(Beginning of RECORDS FOR THIS EXERCISE)
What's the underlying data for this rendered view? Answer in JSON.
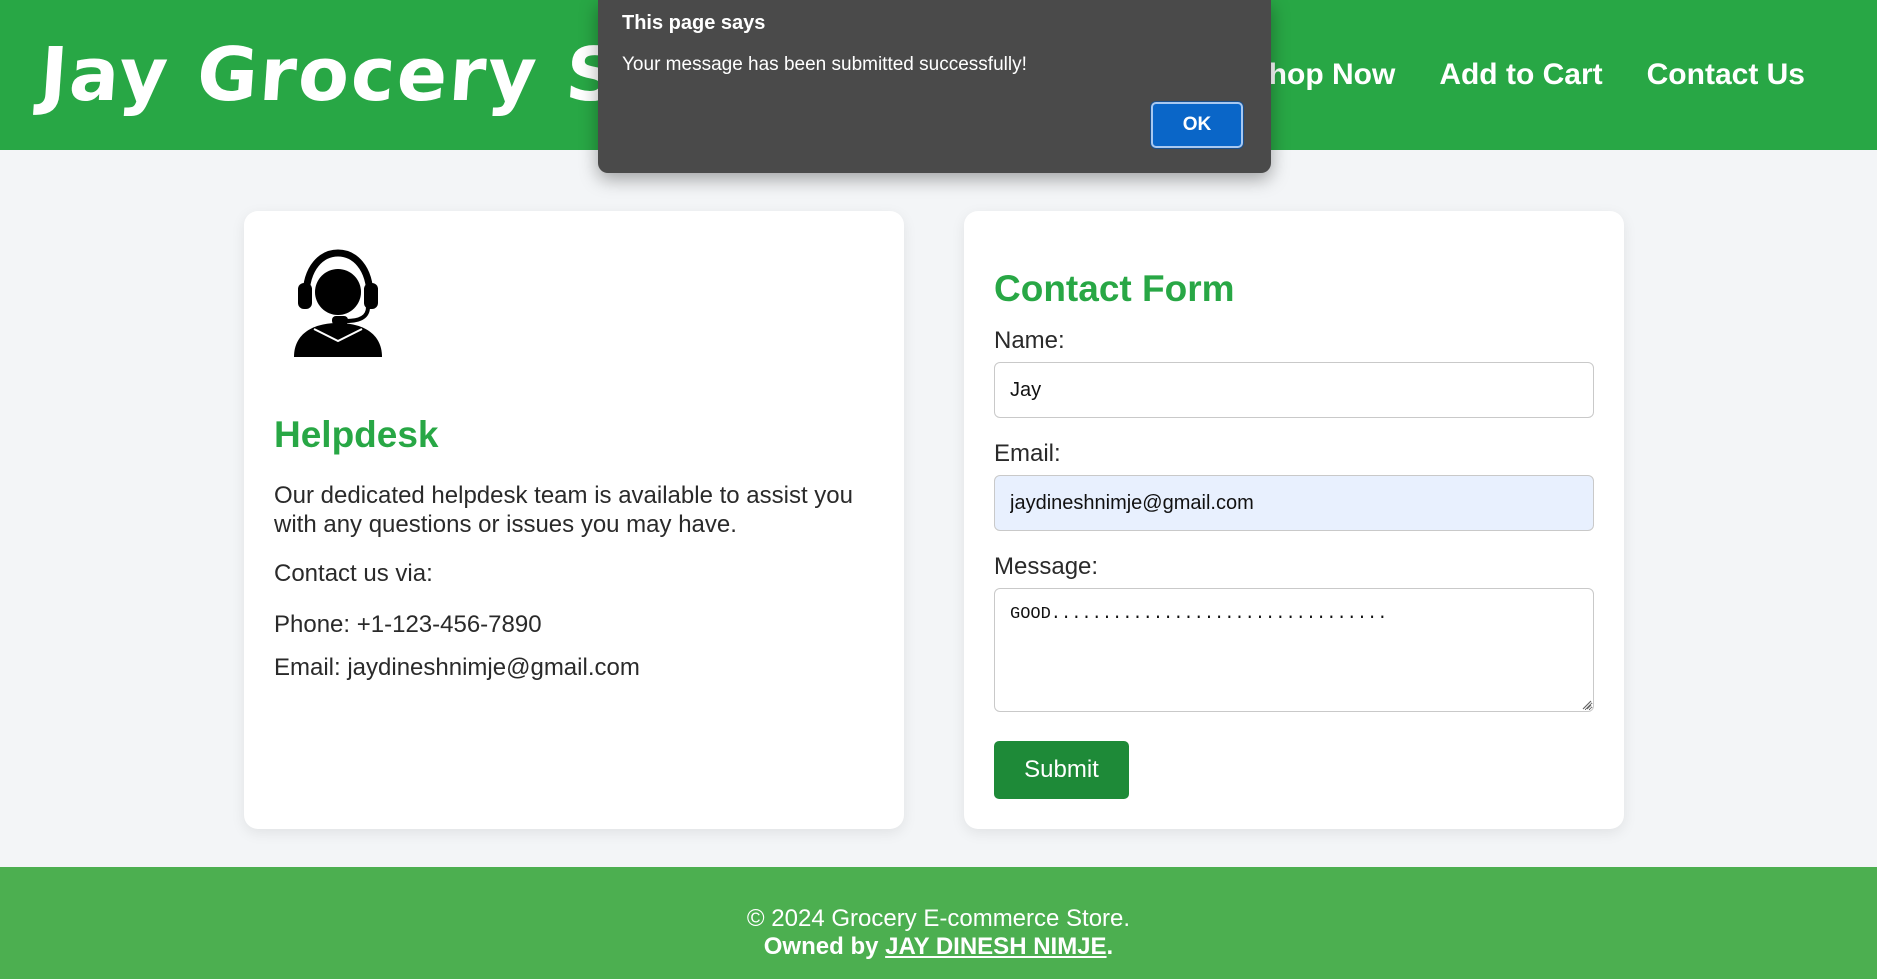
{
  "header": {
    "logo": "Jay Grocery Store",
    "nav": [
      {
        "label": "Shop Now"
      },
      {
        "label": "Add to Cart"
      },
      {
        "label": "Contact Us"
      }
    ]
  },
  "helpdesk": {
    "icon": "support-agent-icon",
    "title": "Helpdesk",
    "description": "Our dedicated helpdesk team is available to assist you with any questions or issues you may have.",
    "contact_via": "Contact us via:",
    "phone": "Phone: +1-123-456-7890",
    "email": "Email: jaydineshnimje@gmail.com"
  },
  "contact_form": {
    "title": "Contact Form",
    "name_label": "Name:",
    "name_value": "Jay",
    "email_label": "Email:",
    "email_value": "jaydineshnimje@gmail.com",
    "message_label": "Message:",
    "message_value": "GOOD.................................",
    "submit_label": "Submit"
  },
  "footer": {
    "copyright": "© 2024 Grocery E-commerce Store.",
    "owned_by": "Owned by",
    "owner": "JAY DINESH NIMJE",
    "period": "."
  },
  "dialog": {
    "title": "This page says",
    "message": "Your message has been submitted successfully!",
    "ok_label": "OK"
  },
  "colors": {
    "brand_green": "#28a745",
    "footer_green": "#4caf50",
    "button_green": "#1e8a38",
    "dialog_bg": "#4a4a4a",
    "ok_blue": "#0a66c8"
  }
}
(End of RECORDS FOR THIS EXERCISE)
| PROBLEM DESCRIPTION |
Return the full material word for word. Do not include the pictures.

| ANSWER SPACE |
What's the underlying data for this rendered view? Answer in JSON.
{
  "header": {
    "logo": "Jay Grocery Store",
    "nav": [
      {
        "label": "Shop Now"
      },
      {
        "label": "Add to Cart"
      },
      {
        "label": "Contact Us"
      }
    ]
  },
  "helpdesk": {
    "icon": "support-agent-icon",
    "title": "Helpdesk",
    "description": "Our dedicated helpdesk team is available to assist you with any questions or issues you may have.",
    "contact_via": "Contact us via:",
    "phone": "Phone: +1-123-456-7890",
    "email": "Email: jaydineshnimje@gmail.com"
  },
  "contact_form": {
    "title": "Contact Form",
    "name_label": "Name:",
    "name_value": "Jay",
    "email_label": "Email:",
    "email_value": "jaydineshnimje@gmail.com",
    "message_label": "Message:",
    "message_value": "GOOD.................................",
    "submit_label": "Submit"
  },
  "footer": {
    "copyright": "© 2024 Grocery E-commerce Store.",
    "owned_by": "Owned by",
    "owner": "JAY DINESH NIMJE",
    "period": "."
  },
  "dialog": {
    "title": "This page says",
    "message": "Your message has been submitted successfully!",
    "ok_label": "OK"
  },
  "colors": {
    "brand_green": "#28a745",
    "footer_green": "#4caf50",
    "button_green": "#1e8a38",
    "dialog_bg": "#4a4a4a",
    "ok_blue": "#0a66c8"
  }
}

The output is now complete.